Other-orientation is a quality of interpersonal effectiveness that includes the ability to adapt your messages to the other person. It involves communicating attentiveness to and interest in the other person and genuine interest in what the person says.
Communicating Other-Orientation. You’ll recognize the following behaviors in those with whom you enjoy talking. As you read these suggestions you’ll note that these are also likely to serve the impression formation function of being liked.
< Show consideration. Demonstrate respect, for example, ask if it’s all right to dump your troubles on someone before doing so, or ask if your phone call comes at a good time.
< Acknowledge the other person’s feelings as legitimate: Expressions such as “You’re right” or “I can understand why you’re so angry” help focus the interaction on the other person and confirm that you’re listening.
< Acknowledge the other person. Recognize the importance of the other person. Ask for suggestions, opinions, and clarification. This will ensure that you understand what the other person is saying from that person’s point of view.

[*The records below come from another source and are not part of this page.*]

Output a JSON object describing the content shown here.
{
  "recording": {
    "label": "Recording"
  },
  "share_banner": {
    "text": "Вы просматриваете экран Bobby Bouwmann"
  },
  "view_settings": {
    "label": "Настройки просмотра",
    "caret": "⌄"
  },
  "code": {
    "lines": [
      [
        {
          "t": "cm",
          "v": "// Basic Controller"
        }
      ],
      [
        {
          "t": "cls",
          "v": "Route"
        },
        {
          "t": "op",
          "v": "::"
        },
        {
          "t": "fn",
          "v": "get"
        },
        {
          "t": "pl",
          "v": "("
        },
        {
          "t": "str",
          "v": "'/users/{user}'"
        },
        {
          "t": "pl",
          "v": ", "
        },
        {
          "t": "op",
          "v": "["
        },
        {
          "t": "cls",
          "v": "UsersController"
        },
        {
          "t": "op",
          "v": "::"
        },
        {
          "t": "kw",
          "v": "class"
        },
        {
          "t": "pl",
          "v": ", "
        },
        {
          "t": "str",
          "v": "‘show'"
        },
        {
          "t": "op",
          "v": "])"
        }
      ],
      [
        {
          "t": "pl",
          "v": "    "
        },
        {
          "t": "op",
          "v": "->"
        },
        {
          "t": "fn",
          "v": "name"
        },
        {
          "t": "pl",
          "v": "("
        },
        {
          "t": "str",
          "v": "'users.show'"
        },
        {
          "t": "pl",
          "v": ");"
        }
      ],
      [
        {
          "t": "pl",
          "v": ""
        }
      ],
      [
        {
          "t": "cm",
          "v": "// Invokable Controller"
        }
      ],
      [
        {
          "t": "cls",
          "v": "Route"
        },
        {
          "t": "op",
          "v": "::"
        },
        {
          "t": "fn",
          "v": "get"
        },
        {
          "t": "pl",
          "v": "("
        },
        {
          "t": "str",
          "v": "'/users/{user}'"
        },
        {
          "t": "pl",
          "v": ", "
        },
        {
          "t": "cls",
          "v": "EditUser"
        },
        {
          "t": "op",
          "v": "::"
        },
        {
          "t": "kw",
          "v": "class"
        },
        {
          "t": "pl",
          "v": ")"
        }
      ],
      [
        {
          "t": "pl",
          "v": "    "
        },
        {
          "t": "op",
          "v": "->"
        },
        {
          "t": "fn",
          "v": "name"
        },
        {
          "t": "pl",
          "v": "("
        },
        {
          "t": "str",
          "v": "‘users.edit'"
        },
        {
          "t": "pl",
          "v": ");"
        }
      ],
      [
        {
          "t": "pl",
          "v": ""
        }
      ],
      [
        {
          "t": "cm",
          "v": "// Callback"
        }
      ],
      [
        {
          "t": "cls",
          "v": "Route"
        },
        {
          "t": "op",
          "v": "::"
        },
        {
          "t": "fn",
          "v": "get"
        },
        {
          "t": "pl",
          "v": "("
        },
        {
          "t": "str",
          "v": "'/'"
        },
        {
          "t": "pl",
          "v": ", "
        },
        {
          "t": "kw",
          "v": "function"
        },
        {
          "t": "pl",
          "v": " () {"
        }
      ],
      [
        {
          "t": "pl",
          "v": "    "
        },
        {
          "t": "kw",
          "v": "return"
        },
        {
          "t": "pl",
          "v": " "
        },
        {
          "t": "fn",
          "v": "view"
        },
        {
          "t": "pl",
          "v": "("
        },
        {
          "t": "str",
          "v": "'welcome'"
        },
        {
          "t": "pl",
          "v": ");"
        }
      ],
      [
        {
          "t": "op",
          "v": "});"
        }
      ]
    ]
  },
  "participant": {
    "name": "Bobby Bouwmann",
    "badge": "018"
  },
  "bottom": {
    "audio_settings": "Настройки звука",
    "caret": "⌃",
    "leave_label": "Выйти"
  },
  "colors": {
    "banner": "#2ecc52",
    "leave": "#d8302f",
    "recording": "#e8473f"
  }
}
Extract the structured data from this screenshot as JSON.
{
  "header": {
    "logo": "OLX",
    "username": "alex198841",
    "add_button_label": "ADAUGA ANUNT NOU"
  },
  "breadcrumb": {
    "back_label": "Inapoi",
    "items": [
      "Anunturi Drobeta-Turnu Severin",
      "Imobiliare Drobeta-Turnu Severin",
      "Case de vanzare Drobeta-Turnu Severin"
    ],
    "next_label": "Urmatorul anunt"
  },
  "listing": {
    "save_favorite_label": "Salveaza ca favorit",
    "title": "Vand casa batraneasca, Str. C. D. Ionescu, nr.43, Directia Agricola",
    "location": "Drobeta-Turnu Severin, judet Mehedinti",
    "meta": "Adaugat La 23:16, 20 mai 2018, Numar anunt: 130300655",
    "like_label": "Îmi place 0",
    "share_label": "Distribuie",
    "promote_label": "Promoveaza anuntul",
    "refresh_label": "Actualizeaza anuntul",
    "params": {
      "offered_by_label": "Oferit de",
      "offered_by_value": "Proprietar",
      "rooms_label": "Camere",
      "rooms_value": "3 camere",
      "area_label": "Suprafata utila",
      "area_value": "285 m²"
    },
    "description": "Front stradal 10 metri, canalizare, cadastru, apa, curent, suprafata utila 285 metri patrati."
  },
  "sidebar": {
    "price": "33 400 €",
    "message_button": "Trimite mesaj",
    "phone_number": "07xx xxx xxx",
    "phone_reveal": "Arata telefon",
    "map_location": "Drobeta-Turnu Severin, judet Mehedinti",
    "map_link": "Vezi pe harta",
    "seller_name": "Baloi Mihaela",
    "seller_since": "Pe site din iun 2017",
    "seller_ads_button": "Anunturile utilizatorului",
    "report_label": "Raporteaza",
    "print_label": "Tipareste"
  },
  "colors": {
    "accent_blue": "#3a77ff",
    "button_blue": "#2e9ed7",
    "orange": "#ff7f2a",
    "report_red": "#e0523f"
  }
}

< Focus your messages on the other person. Use open-ended questions to involve the other person in the interaction (as opposed to questions that merely ask for a yes or no answer), and make statements that directly address the person. Use focused eye contact and appropriate facial expressions; smile, nod, and lean toward the other person.
< Grant permission. Let the other person know that it’s o.k. to express (or to not express) her or his feelings. A simple statement such as “I know how difficult it is to talk about feelings” opens up the topic of feelings and gives the other person permission either to pursue such a discussion or to say nothing.